Now the company has a new goal: to turn around troubled real estate projects, such as the mixed-use West Broad Village. Markel has acquired a 50-percent stake in E/Class Advisors, which bought into the Village project in late December and has been working to make it go. The company is now Markel/Eagle Management LLC, its president, Stan Manoogian, says.
The $300 million West Broad Village seemed to hit all the right notes when the development started — townhouses and 339 apartments next to trendy stores and restaurants such as Whole Foods Market, Dave & Busters' and Kona Grill. Its new-urbanist, pedestrian-friendly layout would contrast with the car-centric suburban sprawl that mars most of Short Pump.
But the project got hammered by the recession and management issues, resulting in millions of dollars in property liens, lost sales and unleased space. “We spent a whole year doing due diligence,” says Manoogian, who adds that he always thought the location and prospects were excellent.
Since buying in six months ago, E/Class Advisors has sold 75 condos and leased 132 apartments along with 85,000 square feet of commercial space. Now with Markel's expertise and deep pockets, Manoogian says, the project's recovery should accelerate.

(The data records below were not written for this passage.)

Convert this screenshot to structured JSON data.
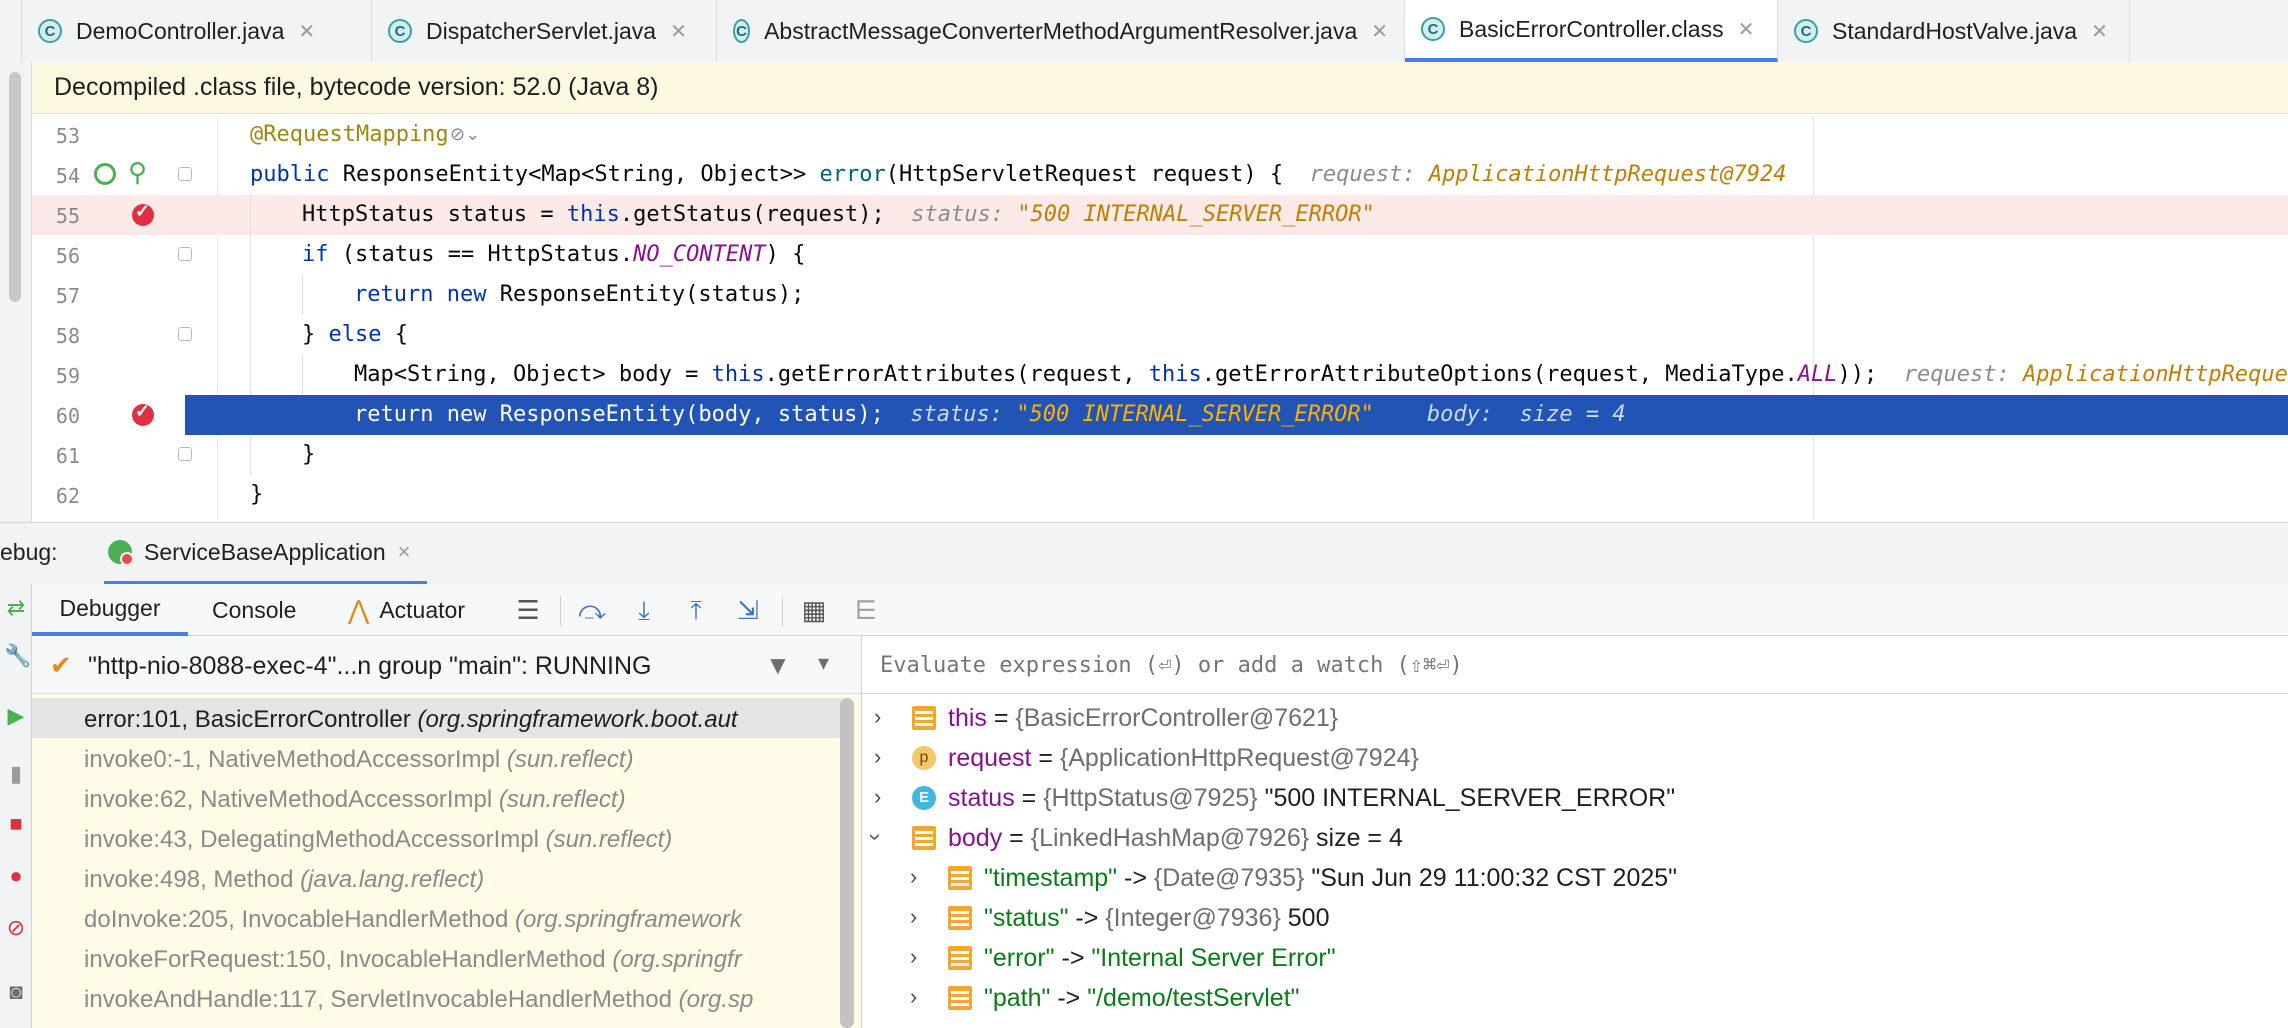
{
  "editor_tabs": [
    {
      "label": "DemoController.java",
      "icon": "class-icon",
      "active": false
    },
    {
      "label": "DispatcherServlet.java",
      "icon": "class-icon",
      "active": false
    },
    {
      "label": "AbstractMessageConverterMethodArgumentResolver.java",
      "icon": "class-icon",
      "active": false
    },
    {
      "label": "BasicErrorController.class",
      "icon": "class-icon",
      "active": true
    },
    {
      "label": "StandardHostValve.java",
      "icon": "class-icon",
      "active": false
    }
  ],
  "banner": {
    "text": "Decompiled .class file, bytecode version: 52.0 (Java 8)"
  },
  "code": {
    "line_numbers": [
      "53",
      "54",
      "55",
      "56",
      "57",
      "58",
      "59",
      "60",
      "61",
      "62"
    ],
    "l53": {
      "annotation": "@RequestMapping"
    },
    "l54": {
      "kw1": "public ",
      "t1": "ResponseEntity<Map<String, Object>> ",
      "fn": "error",
      "t2": "(HttpServletRequest request) {",
      "hint_label": "request: ",
      "hint_value": "ApplicationHttpRequest@7924"
    },
    "l55": {
      "t1": "HttpStatus status = ",
      "kw": "this",
      "t2": ".getStatus(request);",
      "hint_label": "status: ",
      "hint_value": "\"500 INTERNAL_SERVER_ERROR\""
    },
    "l56": {
      "kw": "if",
      "t1": " (status == HttpStatus.",
      "const": "NO_CONTENT",
      "t2": ") {"
    },
    "l57": {
      "kw1": "return ",
      "kw2": "new ",
      "t1": "ResponseEntity(status);"
    },
    "l58": {
      "t1": "} ",
      "kw": "else",
      "t2": " {"
    },
    "l59": {
      "t1": "Map<String, Object> body = ",
      "kw1": "this",
      "t2": ".getErrorAttributes(request, ",
      "kw2": "this",
      "t3": ".getErrorAttributeOptions(request, MediaType.",
      "const": "ALL",
      "t4": "));",
      "hint_label": "request: ",
      "hint_value": "ApplicationHttpReques"
    },
    "l60": {
      "kw1": "return ",
      "kw2": "new ",
      "t1": "ResponseEntity(body, status);",
      "hint_label": "status: ",
      "hint_value": "\"500 INTERNAL_SERVER_ERROR\"",
      "hint2": "body:  size = 4"
    },
    "l61": {
      "t1": "}"
    },
    "l62": {
      "t1": "}"
    }
  },
  "debug_header": {
    "label": "ebug:",
    "run_config": "ServiceBaseApplication",
    "close": "×"
  },
  "debugger_tabs": [
    "Debugger",
    "Console",
    "Actuator"
  ],
  "thread": {
    "text": "\"http-nio-8088-exec-4\"...n group \"main\": RUNNING"
  },
  "frames": [
    {
      "method": "error:101, BasicErrorController ",
      "pkg": "(org.springframework.boot.aut",
      "current": true
    },
    {
      "method": "invoke0:-1, NativeMethodAccessorImpl ",
      "pkg": "(sun.reflect)",
      "current": false
    },
    {
      "method": "invoke:62, NativeMethodAccessorImpl ",
      "pkg": "(sun.reflect)",
      "current": false
    },
    {
      "method": "invoke:43, DelegatingMethodAccessorImpl ",
      "pkg": "(sun.reflect)",
      "current": false
    },
    {
      "method": "invoke:498, Method ",
      "pkg": "(java.lang.reflect)",
      "current": false
    },
    {
      "method": "doInvoke:205, InvocableHandlerMethod ",
      "pkg": "(org.springframework",
      "current": false
    },
    {
      "method": "invokeForRequest:150, InvocableHandlerMethod ",
      "pkg": "(org.springfr",
      "current": false
    },
    {
      "method": "invokeAndHandle:117, ServletInvocableHandlerMethod ",
      "pkg": "(org.sp",
      "current": false
    }
  ],
  "evaluate": {
    "placeholder": "Evaluate expression (⏎) or add a watch (⇧⌘⏎)"
  },
  "variables": [
    {
      "name": "this",
      "eq": " = ",
      "type": "{BasicErrorController@7621}",
      "value": "",
      "icon": "field-icon",
      "expanded": false
    },
    {
      "name": "request",
      "eq": " = ",
      "type": "{ApplicationHttpRequest@7924}",
      "value": "",
      "icon": "parameter-icon",
      "expanded": false
    },
    {
      "name": "status",
      "eq": " = ",
      "type": "{HttpStatus@7925} ",
      "value": "\"500 INTERNAL_SERVER_ERROR\"",
      "icon": "enum-icon",
      "expanded": false
    },
    {
      "name": "body",
      "eq": " = ",
      "type": "{LinkedHashMap@7926} ",
      "value": " size = 4",
      "icon": "field-icon",
      "expanded": true
    }
  ],
  "body_entries": [
    {
      "key": "\"timestamp\"",
      "arrow": " -> ",
      "type": "{Date@7935} ",
      "value": "\"Sun Jun 29 11:00:32 CST 2025\"",
      "green": false
    },
    {
      "key": "\"status\"",
      "arrow": " -> ",
      "type": "{Integer@7936} ",
      "value": "500",
      "green": false
    },
    {
      "key": "\"error\"",
      "arrow": " -> ",
      "type": "",
      "value": "\"Internal Server Error\"",
      "green": true
    },
    {
      "key": "\"path\"",
      "arrow": " -> ",
      "type": "",
      "value": "\"/demo/testServlet\"",
      "green": true
    }
  ],
  "colors": {
    "accent": "#4b7de8",
    "selection": "#2154b5",
    "breakpoint": "#e03040",
    "frames_bg": "#fffbe6"
  }
}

The Markel venture is searching the mid-Atlantic for more real estate turnaround opportunities. When it comes to such projects, Manoogian says, Markel is positioning itself similar to Warren Buffet's Berkshire Hathaway, which specializes in acquiring promising but obscure gems and holding on for the long term.